Regular Plastic Yoga Mats

This is a mistake made by many first timers. It really is inexpensive, which is why many newbies go for it. But let me tell you, it's a big mistake if you're looking for Yoga to be a long term thing. First and foremost, it's really very thin. Apart from that doesn't it doesn't give a lot of good cushioning. Also, it smells of strong chemicals, and these are definitely not good for your health! Such types of mats are produced using Phthalates, which is a chemical that turns any hard plastic into soft plastic causing kidney and lung damage in rats. Never leave this form of Yoga mat in the car, ever. As it releases a harmful chemical it's left in a hot environment. And if you're big on the environment and surroundings, these are definitely not for you. This is because they are made using environmentally dangerous procedures.

Jute Yoga Mats

Jute yoga mats on the other hand are highly environmentally friendly. However, even they have some negative points. They are created using porous plants, that's how they are able to absorb any of your sweat while practicing yoga. This gives rise to kind of a matching smell to your sweaty body, which weakens structure with time. It won't fall apart just like that but you can't expect a long life from it if you're planning to do Yoga for a long time.

Rubber Yoga Mats

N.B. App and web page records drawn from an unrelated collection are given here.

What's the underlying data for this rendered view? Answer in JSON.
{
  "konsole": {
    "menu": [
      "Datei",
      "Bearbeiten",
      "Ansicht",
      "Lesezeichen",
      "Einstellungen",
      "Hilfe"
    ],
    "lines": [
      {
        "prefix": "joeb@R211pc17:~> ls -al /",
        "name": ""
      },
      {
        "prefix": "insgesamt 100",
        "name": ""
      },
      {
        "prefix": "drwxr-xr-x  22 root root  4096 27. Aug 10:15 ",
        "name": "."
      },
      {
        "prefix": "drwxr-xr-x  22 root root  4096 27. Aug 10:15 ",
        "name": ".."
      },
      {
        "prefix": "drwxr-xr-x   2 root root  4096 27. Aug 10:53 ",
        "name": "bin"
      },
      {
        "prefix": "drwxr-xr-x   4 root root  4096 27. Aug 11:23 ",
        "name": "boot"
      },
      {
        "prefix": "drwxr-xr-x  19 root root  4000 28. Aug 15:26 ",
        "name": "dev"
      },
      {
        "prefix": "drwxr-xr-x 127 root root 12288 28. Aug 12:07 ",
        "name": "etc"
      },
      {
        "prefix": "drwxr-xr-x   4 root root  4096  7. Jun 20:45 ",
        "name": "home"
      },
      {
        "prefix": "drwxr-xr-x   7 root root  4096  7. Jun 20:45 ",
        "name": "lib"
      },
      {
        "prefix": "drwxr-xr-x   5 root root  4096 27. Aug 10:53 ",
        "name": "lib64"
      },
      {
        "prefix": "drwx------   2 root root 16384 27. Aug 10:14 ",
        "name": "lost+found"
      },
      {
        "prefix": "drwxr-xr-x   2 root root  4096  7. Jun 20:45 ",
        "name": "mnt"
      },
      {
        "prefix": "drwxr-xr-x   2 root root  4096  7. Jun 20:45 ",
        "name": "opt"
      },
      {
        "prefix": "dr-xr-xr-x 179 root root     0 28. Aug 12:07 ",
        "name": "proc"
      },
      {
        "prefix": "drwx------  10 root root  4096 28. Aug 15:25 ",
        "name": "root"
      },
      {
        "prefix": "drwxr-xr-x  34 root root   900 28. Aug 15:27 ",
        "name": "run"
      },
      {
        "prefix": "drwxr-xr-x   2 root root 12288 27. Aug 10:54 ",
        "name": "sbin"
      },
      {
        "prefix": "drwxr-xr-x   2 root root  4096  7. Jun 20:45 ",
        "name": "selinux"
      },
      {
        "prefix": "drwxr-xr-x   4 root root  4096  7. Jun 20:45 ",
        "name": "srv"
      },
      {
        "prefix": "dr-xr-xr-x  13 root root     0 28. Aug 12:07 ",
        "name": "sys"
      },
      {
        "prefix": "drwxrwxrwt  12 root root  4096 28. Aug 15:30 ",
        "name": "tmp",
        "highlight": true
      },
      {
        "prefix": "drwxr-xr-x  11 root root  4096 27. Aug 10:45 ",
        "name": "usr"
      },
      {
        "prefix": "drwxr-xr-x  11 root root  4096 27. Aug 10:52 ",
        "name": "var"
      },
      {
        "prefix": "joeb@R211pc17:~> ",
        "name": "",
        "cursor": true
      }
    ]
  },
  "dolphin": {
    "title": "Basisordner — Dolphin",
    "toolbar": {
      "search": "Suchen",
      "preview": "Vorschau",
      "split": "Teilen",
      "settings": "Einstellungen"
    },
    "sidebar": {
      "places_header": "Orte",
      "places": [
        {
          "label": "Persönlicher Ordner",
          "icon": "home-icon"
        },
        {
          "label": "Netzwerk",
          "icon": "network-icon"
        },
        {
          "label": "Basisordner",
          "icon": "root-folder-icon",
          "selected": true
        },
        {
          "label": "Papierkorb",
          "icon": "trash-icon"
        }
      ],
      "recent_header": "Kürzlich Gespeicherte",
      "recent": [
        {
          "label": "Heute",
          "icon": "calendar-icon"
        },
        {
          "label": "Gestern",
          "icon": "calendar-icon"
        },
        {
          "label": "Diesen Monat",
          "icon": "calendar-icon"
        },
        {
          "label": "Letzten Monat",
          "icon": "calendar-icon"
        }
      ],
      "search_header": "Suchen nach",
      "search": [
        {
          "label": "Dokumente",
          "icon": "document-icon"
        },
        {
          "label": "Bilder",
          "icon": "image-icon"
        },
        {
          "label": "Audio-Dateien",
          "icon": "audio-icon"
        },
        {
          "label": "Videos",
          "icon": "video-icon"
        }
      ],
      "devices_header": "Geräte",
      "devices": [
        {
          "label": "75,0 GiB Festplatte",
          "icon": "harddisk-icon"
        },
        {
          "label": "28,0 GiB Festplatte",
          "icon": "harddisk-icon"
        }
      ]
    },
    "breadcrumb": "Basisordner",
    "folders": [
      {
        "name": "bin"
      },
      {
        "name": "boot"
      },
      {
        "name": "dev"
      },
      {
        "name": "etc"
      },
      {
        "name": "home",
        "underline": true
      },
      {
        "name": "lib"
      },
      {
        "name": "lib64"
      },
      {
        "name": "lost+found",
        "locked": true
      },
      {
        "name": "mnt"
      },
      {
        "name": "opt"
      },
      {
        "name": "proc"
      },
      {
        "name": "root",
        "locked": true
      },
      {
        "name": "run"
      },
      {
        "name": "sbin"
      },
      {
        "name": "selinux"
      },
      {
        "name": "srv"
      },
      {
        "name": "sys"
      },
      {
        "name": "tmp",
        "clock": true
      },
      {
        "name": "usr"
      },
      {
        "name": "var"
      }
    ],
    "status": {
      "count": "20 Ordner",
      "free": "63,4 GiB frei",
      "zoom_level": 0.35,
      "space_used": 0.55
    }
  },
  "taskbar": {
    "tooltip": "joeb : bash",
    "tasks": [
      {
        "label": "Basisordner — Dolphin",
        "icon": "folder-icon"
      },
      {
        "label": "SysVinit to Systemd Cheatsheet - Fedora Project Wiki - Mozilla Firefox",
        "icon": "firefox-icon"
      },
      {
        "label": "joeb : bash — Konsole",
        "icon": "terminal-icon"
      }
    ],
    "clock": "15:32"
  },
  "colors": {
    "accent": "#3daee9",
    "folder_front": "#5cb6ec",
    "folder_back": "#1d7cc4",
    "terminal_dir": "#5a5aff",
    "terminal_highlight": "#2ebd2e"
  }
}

These are one of the best types for anyone who is environmentally conscious and wants to save money. They are strong and not too expensive. Rubber happens to be a replaceable resource, but just make sure the mat isn't created out of synthetic rubber. It's made using a process that's environmentally unfriendly, and can give rise to the same type of health problems, although but not really as bad as the other phthalate mats. If you're allergic to latex, natural rubber mats could be a problem. But you do get latex free and phthalate free mats, they are just costlier. These are worth it and better than exercising on dangerous chemicals or the rubber that just aggravates your allergies.